Austrian wine is gru-vee
Local musical artist Gary Seiler wrote a poetic song about San Diego after Labor Day, which includes the refrain: “Beaches are empty, yeah. It’s good to be back home!” He sings of vanishing tourists and how special our home is this time of year, including its having the best weather of the season.
Weather is a natural flavor to partner with wine. If that is a difficult concept to grasp, think of a steaming cup of hot chocolate on the back porch after a long day of skiing in Mammoth. Now picture yourself with that same cup of cocoa at La Jolla Cove in September.
Warm sunshine and chardonnay? Save that one for someone else. Gruner veltliner, Austria’s native and most important grape, offers a crisp change of pace that pairs perfectly with San Diego’s warm foray in to fall.
Let’s start with simplifying the name. Officially, it’s pronounced “GREWH-ner FEHLT-lee-ner.” Certainly a mouthful, and one wine professionals are making user-friendly by either shortening to the initials G.V. or calling it by its nickname “gru-vee,” the latter certainly describing how this wine is being accepted across the country.
“When I pour it at the wine bar, people usually end up buying it,” said Bill Boyer of The Wine Loft in Carlsbad on the increased awareness and popularity of the varietal.
Since the 1980s, Austrian vineyard managers have been experimenting with lower yields and therefore higher ripeness levels. The results were richly flavored wines while still retaining balanced acidity levels. These changes in the vineyard have led to the proliferation of gru-vee exports across the globe.
On the table, gru-vee is among the most food-friendly wines available, even being a natural partner to the nearly impossible to pair asparagus and artichoke. Modern cooking’s focus on the fresh flavors of local ingredients is highlighted by the brightness of these wines.
Due to the grape’s naturally high acidity levels, these wines are among the few excellent white wine cellar candidates. Acidity acts as a preservative and allows these wines to mature for a decade or more.
Though gru-vee is made in many countries, it is best expressed in Austria, and specifically the Wachau (pronounced va-COW) region. Here the lime and grapefruit aromas marry perfectly with the varietal’s hallmark feature, white pepper.
Gru-vee tastes like it is from the same family as riesling, but without the petrol aromas and the sometimes-accompanying sweetness. The two varietals share similar weight and, for wine geeks, clarity of place, making a side-by-side tasting of different vineyards from a single vintage a pleasurable exercise.
Excellent gru-vees can be found at most any wine shop in the county for around $15, including at Carlsbad’s The Wine Loft at the wine bar, if you want to try before you buy.
Chardonnay is great, and absolutely has its place at the table, but there is no better way to chill away the late San Diego summer than kicking back with a cool glass of gru-vee and the Jimmy Buffet-like sounds of Gary Seiler.
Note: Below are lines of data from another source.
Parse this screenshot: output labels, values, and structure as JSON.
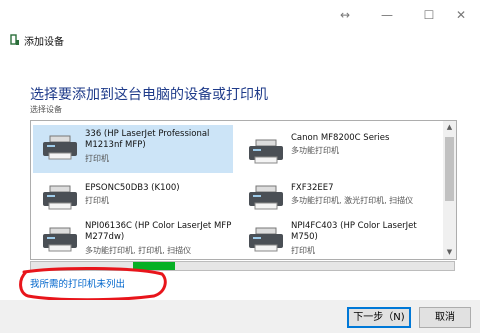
{
  "window": {
    "title": "添加设备",
    "controls": {
      "minimize": "—",
      "maximize": "☐",
      "close": "✕",
      "move": "↔"
    }
  },
  "main": {
    "heading": "选择要添加到这台电脑的设备或打印机",
    "subheading": "选择设备"
  },
  "devices": [
    {
      "name": "336 (HP LaserJet Professional M1213nf MFP)",
      "type": "打印机",
      "selected": true
    },
    {
      "name": "Canon MF8200C Series",
      "type": "多功能打印机",
      "selected": false
    },
    {
      "name": "EPSONC50DB3 (K100)",
      "type": "打印机",
      "selected": false
    },
    {
      "name": "FXF32EE7",
      "type": "多功能打印机, 激光打印机, 扫描仪",
      "selected": false
    },
    {
      "name": "NPI06136C (HP Color LaserJet MFP M277dw)",
      "type": "多功能打印机, 打印机, 扫描仪",
      "selected": false
    },
    {
      "name": "NPI4FC403 (HP Color LaserJet M750)",
      "type": "打印机",
      "selected": false
    }
  ],
  "search_progress": {
    "fill_start": 0.24,
    "fill_fraction": 0.1
  },
  "link_text": "我所需的打印机未列出",
  "footer": {
    "next_label": "下一步（N)",
    "cancel_label": "取消"
  },
  "colors": {
    "heading": "#1f3b8a",
    "selection": "#cce4f7",
    "progress": "#06b025",
    "link": "#0066cc",
    "marker": "#e8151b"
  },
  "icons": [
    "printer-icon",
    "add-device-app-icon",
    "scroll-up-arrow",
    "scroll-down-arrow"
  ]
}
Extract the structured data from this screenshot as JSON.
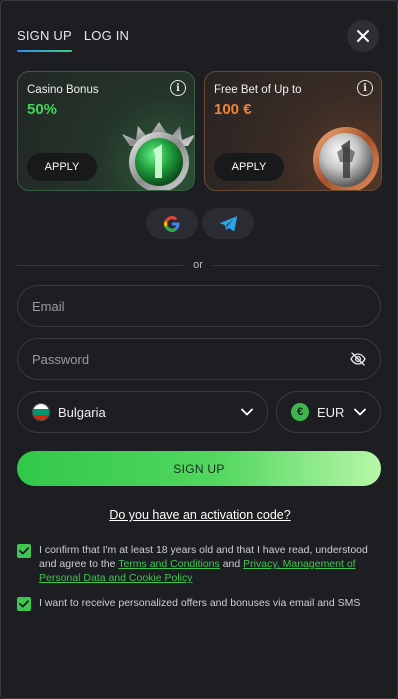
{
  "tabs": [
    {
      "label": "SIGN UP",
      "active": true
    },
    {
      "label": "LOG IN",
      "active": false
    }
  ],
  "cards": [
    {
      "title": "Casino Bonus",
      "value": "50%",
      "apply": "APPLY",
      "color": "#3fd65a"
    },
    {
      "title": "Free Bet of Up to",
      "value": "100 €",
      "apply": "APPLY",
      "color": "#f0833a"
    }
  ],
  "social": {
    "google": "google-icon",
    "telegram": "telegram-icon"
  },
  "divider": {
    "or": "or"
  },
  "form": {
    "email_placeholder": "Email",
    "password_placeholder": "Password",
    "country": "Bulgaria",
    "currency": "EUR",
    "currency_symbol": "€"
  },
  "signup_button": "SIGN UP",
  "activation_link": "Do you have an activation code?",
  "consents": {
    "age_prefix": "I confirm that I'm at least 18 years old and that I have read, understood and agree to the ",
    "terms_link": "Terms and Conditions",
    "and": " and ",
    "privacy_link": "Privacy, Management of Personal Data and Cookie Policy",
    "marketing": "I want to receive personalized offers and bonuses via email and SMS"
  },
  "colors": {
    "accent_green": "#3fc552",
    "accent_orange": "#f0833a",
    "background": "#1d1e22"
  }
}
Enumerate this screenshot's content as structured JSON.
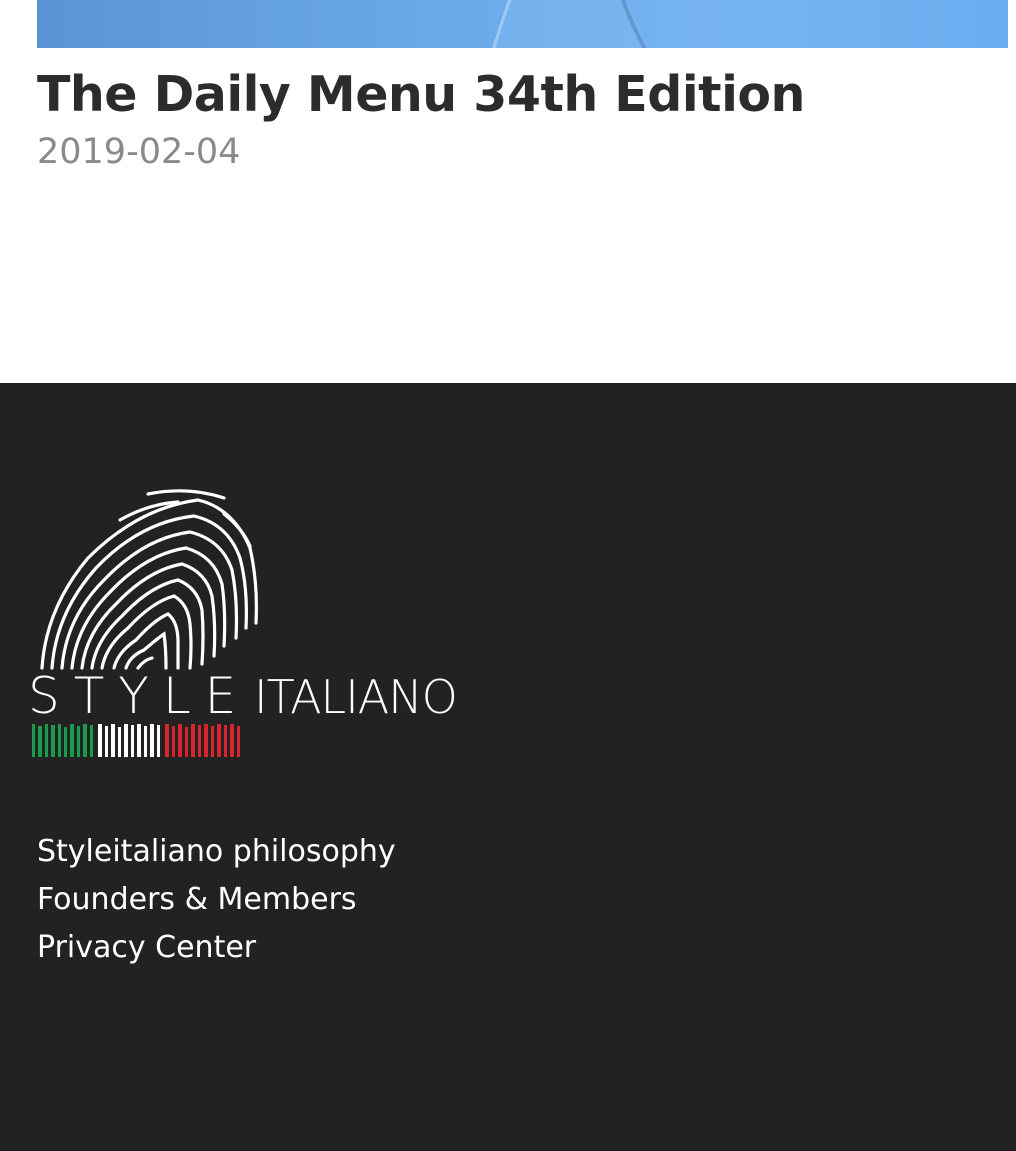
{
  "article": {
    "title": "The Daily Menu 34th Edition",
    "date": "2019-02-04",
    "hero_color": "#6aa8ea"
  },
  "footer": {
    "background": "#222222",
    "logo": {
      "word_style": "STYLE",
      "word_italiano": "ITALIANO",
      "icon": "fingerprint-icon",
      "flag_colors": [
        "#1a9a4a",
        "#ffffff",
        "#d8242c"
      ]
    },
    "links": [
      {
        "label": "Styleitaliano philosophy"
      },
      {
        "label": "Founders & Members"
      },
      {
        "label": "Privacy Center"
      }
    ]
  }
}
Mark Stuart is a certified wine professional, educator, judge and columnist. Please send your story ideas or feedback to firstname.lastname@example.org.